New York, October 31, 2017—A lack of justice in the murders of journalists can perpetuate a cycle of violence and impunity lasting a decade or more, according to the Committee to Protect Journalists’ 2017 Global Impunity Index released today. The 10th annual report highlights countries where journalists are murdered regularly and their killers go free.
Somalia, the worst country on the index, is one of seven to appear every year in the decade CPJ has compiled the list. The others are India, Iraq, Mexico, Pakistan, Philippines, and Russia—showing that while impunity thrives in conflict environments, journalists working in some relatively stable nations that bill themselves as democracies are also murdered in high numbers.

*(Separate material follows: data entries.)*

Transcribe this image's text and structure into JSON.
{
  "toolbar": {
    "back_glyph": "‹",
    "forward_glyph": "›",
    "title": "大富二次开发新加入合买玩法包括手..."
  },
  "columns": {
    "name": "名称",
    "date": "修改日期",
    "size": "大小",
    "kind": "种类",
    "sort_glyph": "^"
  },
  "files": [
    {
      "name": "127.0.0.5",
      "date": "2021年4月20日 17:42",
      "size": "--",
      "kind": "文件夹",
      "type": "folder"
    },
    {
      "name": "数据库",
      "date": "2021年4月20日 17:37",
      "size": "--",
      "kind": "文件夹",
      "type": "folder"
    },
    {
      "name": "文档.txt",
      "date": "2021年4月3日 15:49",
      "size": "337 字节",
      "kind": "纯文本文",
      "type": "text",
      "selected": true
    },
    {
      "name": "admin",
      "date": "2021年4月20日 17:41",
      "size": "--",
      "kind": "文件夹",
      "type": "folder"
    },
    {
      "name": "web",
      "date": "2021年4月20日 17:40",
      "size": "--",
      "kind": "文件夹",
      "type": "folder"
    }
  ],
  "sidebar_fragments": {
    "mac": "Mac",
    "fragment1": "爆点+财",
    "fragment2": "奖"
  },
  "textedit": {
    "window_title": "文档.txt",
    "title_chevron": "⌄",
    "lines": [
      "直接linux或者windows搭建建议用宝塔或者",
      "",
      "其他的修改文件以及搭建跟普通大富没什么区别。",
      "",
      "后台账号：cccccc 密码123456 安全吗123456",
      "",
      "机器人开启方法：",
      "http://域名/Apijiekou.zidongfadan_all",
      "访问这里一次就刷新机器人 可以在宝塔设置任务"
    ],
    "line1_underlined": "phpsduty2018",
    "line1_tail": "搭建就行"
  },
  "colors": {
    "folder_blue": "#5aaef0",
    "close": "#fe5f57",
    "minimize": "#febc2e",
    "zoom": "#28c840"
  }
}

“Impunity is a chokehold on society’s free flow of information. When a single journalist is killed without justice, the message to all journalists is either watch what you say or watch your back,” said Elisabeth Witchel, author of the report and CPJ’s consultant for the Global Campaign Against Impunity. “States on this list must not tolerate impunity year after year but actively take measures to address their failures of justice.”
This year, new murders occurred in half of the 12 countries on the index. Afghanistan dropped off the list for the first time because targeted killings of journalists have declined, even as conflict and large-scale violence have continued to cause journalists’ deaths in the line of duty.
One positive development in the last decade is growing awareness of impunity in the murders of journalists. The United Nations has adopted five resolutions encouraging states to enact justice, and this year marks the fifth anniversary of the U.N. Plan of Action for the Safety of Journalists and the Issue of Impunity.
The Impunity Index is released annually to mark the International Day to End Impunity for Crimes against Journalists on November 2. The report is calculated by looking at the number of unsolved murders of journalists over a 10-year period as a percentage of each country’s population. The report includes a statistical table, report cards by country, and a detailed methodology.